— Task goal —
Would you retype all of these records exactly?
Start of Source data
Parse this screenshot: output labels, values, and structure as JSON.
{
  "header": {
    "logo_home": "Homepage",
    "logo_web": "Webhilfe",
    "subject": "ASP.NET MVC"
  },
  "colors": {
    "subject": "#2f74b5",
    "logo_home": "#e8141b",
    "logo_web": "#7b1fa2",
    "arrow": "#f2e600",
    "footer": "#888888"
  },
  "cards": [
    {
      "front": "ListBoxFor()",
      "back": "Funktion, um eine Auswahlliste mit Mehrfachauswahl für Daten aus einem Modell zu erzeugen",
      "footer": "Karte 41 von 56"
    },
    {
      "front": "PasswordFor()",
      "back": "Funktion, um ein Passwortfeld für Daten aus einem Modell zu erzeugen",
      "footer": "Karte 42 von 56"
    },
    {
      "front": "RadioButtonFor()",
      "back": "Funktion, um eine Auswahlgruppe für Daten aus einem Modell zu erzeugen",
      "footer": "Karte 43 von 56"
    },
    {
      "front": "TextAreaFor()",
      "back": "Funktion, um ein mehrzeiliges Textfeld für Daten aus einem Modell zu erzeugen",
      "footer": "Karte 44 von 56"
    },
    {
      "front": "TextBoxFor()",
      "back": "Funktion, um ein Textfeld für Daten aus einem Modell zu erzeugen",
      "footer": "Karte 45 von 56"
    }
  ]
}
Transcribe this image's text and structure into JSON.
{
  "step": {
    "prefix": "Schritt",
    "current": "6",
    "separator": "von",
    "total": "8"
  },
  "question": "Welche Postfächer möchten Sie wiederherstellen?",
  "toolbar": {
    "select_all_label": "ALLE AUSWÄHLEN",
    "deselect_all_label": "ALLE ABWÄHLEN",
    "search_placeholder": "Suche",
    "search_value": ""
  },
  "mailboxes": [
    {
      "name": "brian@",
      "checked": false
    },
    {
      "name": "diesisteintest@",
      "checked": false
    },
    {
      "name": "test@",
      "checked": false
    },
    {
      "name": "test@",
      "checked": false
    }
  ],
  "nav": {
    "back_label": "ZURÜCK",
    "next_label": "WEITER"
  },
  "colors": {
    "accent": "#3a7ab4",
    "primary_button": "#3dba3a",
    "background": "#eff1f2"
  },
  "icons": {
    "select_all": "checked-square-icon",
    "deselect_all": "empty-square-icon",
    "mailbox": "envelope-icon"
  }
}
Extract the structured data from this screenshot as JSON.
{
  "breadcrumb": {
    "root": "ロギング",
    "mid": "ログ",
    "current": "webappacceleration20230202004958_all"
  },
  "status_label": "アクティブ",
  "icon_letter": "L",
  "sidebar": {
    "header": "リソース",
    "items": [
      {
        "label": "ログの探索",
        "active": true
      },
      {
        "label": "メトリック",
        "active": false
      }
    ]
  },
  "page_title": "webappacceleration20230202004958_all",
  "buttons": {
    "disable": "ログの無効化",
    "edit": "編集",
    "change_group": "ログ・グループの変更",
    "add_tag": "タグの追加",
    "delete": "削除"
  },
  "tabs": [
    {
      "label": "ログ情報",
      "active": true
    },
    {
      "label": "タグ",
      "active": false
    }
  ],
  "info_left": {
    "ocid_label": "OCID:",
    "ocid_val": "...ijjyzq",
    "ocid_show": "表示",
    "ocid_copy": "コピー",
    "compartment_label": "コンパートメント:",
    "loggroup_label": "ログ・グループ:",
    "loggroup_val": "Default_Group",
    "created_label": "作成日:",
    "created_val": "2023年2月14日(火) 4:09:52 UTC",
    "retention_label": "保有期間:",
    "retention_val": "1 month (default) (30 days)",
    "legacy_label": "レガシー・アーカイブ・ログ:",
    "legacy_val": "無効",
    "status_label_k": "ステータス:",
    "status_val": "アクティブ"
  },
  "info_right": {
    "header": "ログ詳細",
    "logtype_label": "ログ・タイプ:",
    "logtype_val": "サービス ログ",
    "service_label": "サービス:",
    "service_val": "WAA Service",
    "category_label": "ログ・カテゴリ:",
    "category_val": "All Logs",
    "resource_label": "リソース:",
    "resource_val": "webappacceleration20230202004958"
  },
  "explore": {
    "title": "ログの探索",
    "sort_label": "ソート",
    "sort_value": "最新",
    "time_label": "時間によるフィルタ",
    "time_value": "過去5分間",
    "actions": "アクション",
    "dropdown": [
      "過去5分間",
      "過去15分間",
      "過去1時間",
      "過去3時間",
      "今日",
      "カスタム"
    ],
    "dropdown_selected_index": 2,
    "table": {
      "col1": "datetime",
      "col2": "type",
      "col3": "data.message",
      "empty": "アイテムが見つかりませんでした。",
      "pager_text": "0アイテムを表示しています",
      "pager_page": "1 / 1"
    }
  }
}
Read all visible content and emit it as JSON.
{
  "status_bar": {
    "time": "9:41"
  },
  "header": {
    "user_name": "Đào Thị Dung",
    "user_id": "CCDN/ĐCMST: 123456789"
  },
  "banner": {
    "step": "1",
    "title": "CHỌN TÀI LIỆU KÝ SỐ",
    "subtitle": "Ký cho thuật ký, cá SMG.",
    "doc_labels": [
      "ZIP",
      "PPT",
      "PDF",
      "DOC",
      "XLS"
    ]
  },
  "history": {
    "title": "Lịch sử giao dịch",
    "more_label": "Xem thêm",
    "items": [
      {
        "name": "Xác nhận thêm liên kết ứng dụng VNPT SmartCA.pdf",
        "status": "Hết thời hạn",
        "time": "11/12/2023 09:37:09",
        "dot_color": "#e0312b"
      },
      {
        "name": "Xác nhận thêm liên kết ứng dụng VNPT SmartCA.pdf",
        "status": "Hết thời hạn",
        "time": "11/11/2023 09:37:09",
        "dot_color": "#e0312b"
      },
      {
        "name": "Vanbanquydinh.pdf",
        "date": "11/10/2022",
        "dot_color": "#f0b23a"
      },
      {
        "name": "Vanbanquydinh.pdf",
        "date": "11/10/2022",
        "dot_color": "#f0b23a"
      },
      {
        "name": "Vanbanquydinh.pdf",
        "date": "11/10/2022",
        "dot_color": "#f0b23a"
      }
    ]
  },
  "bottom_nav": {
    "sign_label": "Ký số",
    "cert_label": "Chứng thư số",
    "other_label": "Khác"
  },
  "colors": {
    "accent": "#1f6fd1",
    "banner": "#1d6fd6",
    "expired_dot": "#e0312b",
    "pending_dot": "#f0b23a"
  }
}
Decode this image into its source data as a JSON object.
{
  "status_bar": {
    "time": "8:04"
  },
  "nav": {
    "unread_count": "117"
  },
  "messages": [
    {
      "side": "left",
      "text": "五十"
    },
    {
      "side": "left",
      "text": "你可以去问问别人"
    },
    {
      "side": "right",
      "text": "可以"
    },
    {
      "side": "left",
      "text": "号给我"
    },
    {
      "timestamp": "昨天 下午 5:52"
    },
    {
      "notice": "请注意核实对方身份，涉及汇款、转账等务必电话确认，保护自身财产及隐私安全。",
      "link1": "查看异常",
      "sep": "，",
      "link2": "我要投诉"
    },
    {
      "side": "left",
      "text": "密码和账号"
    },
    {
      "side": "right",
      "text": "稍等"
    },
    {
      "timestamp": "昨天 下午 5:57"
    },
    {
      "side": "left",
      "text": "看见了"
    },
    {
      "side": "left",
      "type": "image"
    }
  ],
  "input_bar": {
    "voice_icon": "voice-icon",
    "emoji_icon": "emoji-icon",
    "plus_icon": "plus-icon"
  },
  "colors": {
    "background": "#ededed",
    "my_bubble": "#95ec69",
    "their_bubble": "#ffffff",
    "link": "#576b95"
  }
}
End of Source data
— Task response —
Parse this screenshot: output labels, values, and structure as JSON.
{
  "header": {
    "logo_home": "Homepage",
    "logo_web": "Webhilfe",
    "subject": "ASP.NET MVC"
  },
  "colors": {
    "subject": "#2f74b5",
    "logo_home": "#e8141b",
    "logo_web": "#7b1fa2",
    "arrow": "#f2e600",
    "footer": "#888888"
  },
  "cards": [
    {
      "front": "ListBoxFor()",
      "back": "Funktion, um eine Auswahlliste mit Mehrfachauswahl für Daten aus einem Modell zu erzeugen",
      "footer": "Karte 41 von 56"
    },
    {
      "front": "PasswordFor()",
      "back": "Funktion, um ein Passwortfeld für Daten aus einem Modell zu erzeugen",
      "footer": "Karte 42 von 56"
    },
    {
      "front": "RadioButtonFor()",
      "back": "Funktion, um eine Auswahlgruppe für Daten aus einem Modell zu erzeugen",
      "footer": "Karte 43 von 56"
    },
    {
      "front": "TextAreaFor()",
      "back": "Funktion, um ein mehrzeiliges Textfeld für Daten aus einem Modell zu erzeugen",
      "footer": "Karte 44 von 56"
    },
    {
      "front": "TextBoxFor()",
      "back": "Funktion, um ein Textfeld für Daten aus einem Modell zu erzeugen",
      "footer": "Karte 45 von 56"
    }
  ]
}
Transcribe this image's text and structure into JSON.
{
  "step": {
    "prefix": "Schritt",
    "current": "6",
    "separator": "von",
    "total": "8"
  },
  "question": "Welche Postfächer möchten Sie wiederherstellen?",
  "toolbar": {
    "select_all_label": "ALLE AUSWÄHLEN",
    "deselect_all_label": "ALLE ABWÄHLEN",
    "search_placeholder": "Suche",
    "search_value": ""
  },
  "mailboxes": [
    {
      "name": "brian@",
      "checked": false
    },
    {
      "name": "diesisteintest@",
      "checked": false
    },
    {
      "name": "test@",
      "checked": false
    },
    {
      "name": "test@",
      "checked": false
    }
  ],
  "nav": {
    "back_label": "ZURÜCK",
    "next_label": "WEITER"
  },
  "colors": {
    "accent": "#3a7ab4",
    "primary_button": "#3dba3a",
    "background": "#eff1f2"
  },
  "icons": {
    "select_all": "checked-square-icon",
    "deselect_all": "empty-square-icon",
    "mailbox": "envelope-icon"
  }
}
Extract the structured data from this screenshot as JSON.
{
  "breadcrumb": {
    "root": "ロギング",
    "mid": "ログ",
    "current": "webappacceleration20230202004958_all"
  },
  "status_label": "アクティブ",
  "icon_letter": "L",
  "sidebar": {
    "header": "リソース",
    "items": [
      {
        "label": "ログの探索",
        "active": true
      },
      {
        "label": "メトリック",
        "active": false
      }
    ]
  },
  "page_title": "webappacceleration20230202004958_all",
  "buttons": {
    "disable": "ログの無効化",
    "edit": "編集",
    "change_group": "ログ・グループの変更",
    "add_tag": "タグの追加",
    "delete": "削除"
  },
  "tabs": [
    {
      "label": "ログ情報",
      "active": true
    },
    {
      "label": "タグ",
      "active": false
    }
  ],
  "info_left": {
    "ocid_label": "OCID:",
    "ocid_val": "...ijjyzq",
    "ocid_show": "表示",
    "ocid_copy": "コピー",
    "compartment_label": "コンパートメント:",
    "loggroup_label": "ログ・グループ:",
    "loggroup_val": "Default_Group",
    "created_label": "作成日:",
    "created_val": "2023年2月14日(火) 4:09:52 UTC",
    "retention_label": "保有期間:",
    "retention_val": "1 month (default) (30 days)",
    "legacy_label": "レガシー・アーカイブ・ログ:",
    "legacy_val": "無効",
    "status_label_k": "ステータス:",
    "status_val": "アクティブ"
  },
  "info_right": {
    "header": "ログ詳細",
    "logtype_label": "ログ・タイプ:",
    "logtype_val": "サービス ログ",
    "service_label": "サービス:",
    "service_val": "WAA Service",
    "category_label": "ログ・カテゴリ:",
    "category_val": "All Logs",
    "resource_label": "リソース:",
    "resource_val": "webappacceleration20230202004958"
  },
  "explore": {
    "title": "ログの探索",
    "sort_label": "ソート",
    "sort_value": "最新",
    "time_label": "時間によるフィルタ",
    "time_value": "過去5分間",
    "actions": "アクション",
    "dropdown": [
      "過去5分間",
      "過去15分間",
      "過去1時間",
      "過去3時間",
      "今日",
      "カスタム"
    ],
    "dropdown_selected_index": 2,
    "table": {
      "col1": "datetime",
      "col2": "type",
      "col3": "data.message",
      "empty": "アイテムが見つかりませんでした。",
      "pager_text": "0アイテムを表示しています",
      "pager_page": "1 / 1"
    }
  }
}
Read all visible content and emit it as JSON.
{
  "status_bar": {
    "time": "9:41"
  },
  "header": {
    "user_name": "Đào Thị Dung",
    "user_id": "CCDN/ĐCMST: 123456789"
  },
  "banner": {
    "step": "1",
    "title": "CHỌN TÀI LIỆU KÝ SỐ",
    "subtitle": "Ký cho thuật ký, cá SMG.",
    "doc_labels": [
      "ZIP",
      "PPT",
      "PDF",
      "DOC",
      "XLS"
    ]
  },
  "history": {
    "title": "Lịch sử giao dịch",
    "more_label": "Xem thêm",
    "items": [
      {
        "name": "Xác nhận thêm liên kết ứng dụng VNPT SmartCA.pdf",
        "status": "Hết thời hạn",
        "time": "11/12/2023 09:37:09",
        "dot_color": "#e0312b"
      },
      {
        "name": "Xác nhận thêm liên kết ứng dụng VNPT SmartCA.pdf",
        "status": "Hết thời hạn",
        "time": "11/11/2023 09:37:09",
        "dot_color": "#e0312b"
      },
      {
        "name": "Vanbanquydinh.pdf",
        "date": "11/10/2022",
        "dot_color": "#f0b23a"
      },
      {
        "name": "Vanbanquydinh.pdf",
        "date": "11/10/2022",
        "dot_color": "#f0b23a"
      },
      {
        "name": "Vanbanquydinh.pdf",
        "date": "11/10/2022",
        "dot_color": "#f0b23a"
      }
    ]
  },
  "bottom_nav": {
    "sign_label": "Ký số",
    "cert_label": "Chứng thư số",
    "other_label": "Khác"
  },
  "colors": {
    "accent": "#1f6fd1",
    "banner": "#1d6fd6",
    "expired_dot": "#e0312b",
    "pending_dot": "#f0b23a"
  }
}
Decode this image into its source data as a JSON object.
{
  "status_bar": {
    "time": "8:04"
  },
  "nav": {
    "unread_count": "117"
  },
  "messages": [
    {
      "side": "left",
      "text": "五十"
    },
    {
      "side": "left",
      "text": "你可以去问问别人"
    },
    {
      "side": "right",
      "text": "可以"
    },
    {
      "side": "left",
      "text": "号给我"
    },
    {
      "timestamp": "昨天 下午 5:52"
    },
    {
      "notice": "请注意核实对方身份，涉及汇款、转账等务必电话确认，保护自身财产及隐私安全。",
      "link1": "查看异常",
      "sep": "，",
      "link2": "我要投诉"
    },
    {
      "side": "left",
      "text": "密码和账号"
    },
    {
      "side": "right",
      "text": "稍等"
    },
    {
      "timestamp": "昨天 下午 5:57"
    },
    {
      "side": "left",
      "text": "看见了"
    },
    {
      "side": "left",
      "type": "image"
    }
  ],
  "input_bar": {
    "voice_icon": "voice-icon",
    "emoji_icon": "emoji-icon",
    "plus_icon": "plus-icon"
  },
  "colors": {
    "background": "#ededed",
    "my_bubble": "#95ec69",
    "their_bubble": "#ffffff",
    "link": "#576b95"
  }
}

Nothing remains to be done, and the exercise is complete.